Russian Roulette by Red VelvetRed Velvet somewhat accidentally fostered a reputation as SM Entertainment’s quirky girl group, in contrast to Girls’ Generation‘s straightforward bubblegum leanings and f(x)‘s more electronica-tinged output – but their last mini album, The Velvet, sputtered its way through the promotional cycle as it attempted to show off the group’s vocals. Not that they don’t have it, but Red Velvet is built on personality; I couldn’t help but think The Velvet was a blotch on their reputation (unless you’re a die-hard fan). Russian Roulette is an attempt at course correction, and to an extent it works: the title track is an irresistible little thing, an earworm on the very first play. It’s filled with songs that are light enough to be Red Velvet but not too pop to be like their sunbaes. Yet it feels like SM is trying to shoehorn the group into a more generic sound. Not that they’ve always been weird – The Red, their “pop” mini album, was very much a child of the 90s, as is this new one – but on this record Red Velvet feels terribly tempered down. I kept looking for that something, as much as I enjoyed the songs. May it only be a glitch rather than a sign of things to come. [NB]3/5

Review: The Velvet by Red Velvet

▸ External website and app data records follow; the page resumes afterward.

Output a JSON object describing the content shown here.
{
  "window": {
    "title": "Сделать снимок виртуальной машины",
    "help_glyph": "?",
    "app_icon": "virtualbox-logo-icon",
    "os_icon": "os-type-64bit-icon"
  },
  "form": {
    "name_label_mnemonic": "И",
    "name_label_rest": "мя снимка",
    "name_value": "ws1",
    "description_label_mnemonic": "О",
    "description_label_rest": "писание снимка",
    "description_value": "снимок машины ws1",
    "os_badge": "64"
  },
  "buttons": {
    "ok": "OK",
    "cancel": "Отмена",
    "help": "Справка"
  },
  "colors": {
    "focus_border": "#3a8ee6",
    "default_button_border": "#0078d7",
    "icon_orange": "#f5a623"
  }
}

The Velvet by Red VelvetRed Velvet is decidedly two-faced. I don’t mean that in a bitchy, crazy way. I’m pretty sure they want listeners to see them as a bunch of quirky musicians who are also very feminine. Their previous release, The Red, is a literal quirkfest, what with “Dumb Dumb” playing out in a jumpy tempo and a clappy beat underneath. I regret not reviewing the album itself because it is something that you listen to as a whole. The Velvet, on the other hand, starts off with a soft sweepy single. I sadly am not a sweeping music person, despite years of playing the violin. I admit I was very intrigued when the teaser images were released, and even more curious when I saw the teaser video. I was almost certain they’d release a soft mid-tempo track they can dance to like “Be Natural”. The next few tracks were pretty upbeat, but they’re doing nothing for me so far. They go back to sweeping with “First Time”, which I actually love. That track is more outgoing than “One of These Nights”, with more solid vocals and a steady beat. I love that the songs in this mini are a little bit of this and that, but nothing overwrought. They’re just… soft, very soft. They included different versions of the single towards the end. I enjoyed the Joe Millionaire version. It’s something you play between Ladies Code‘s “Galaxy” and SoljiHani’s “Only One”. [SY]4/5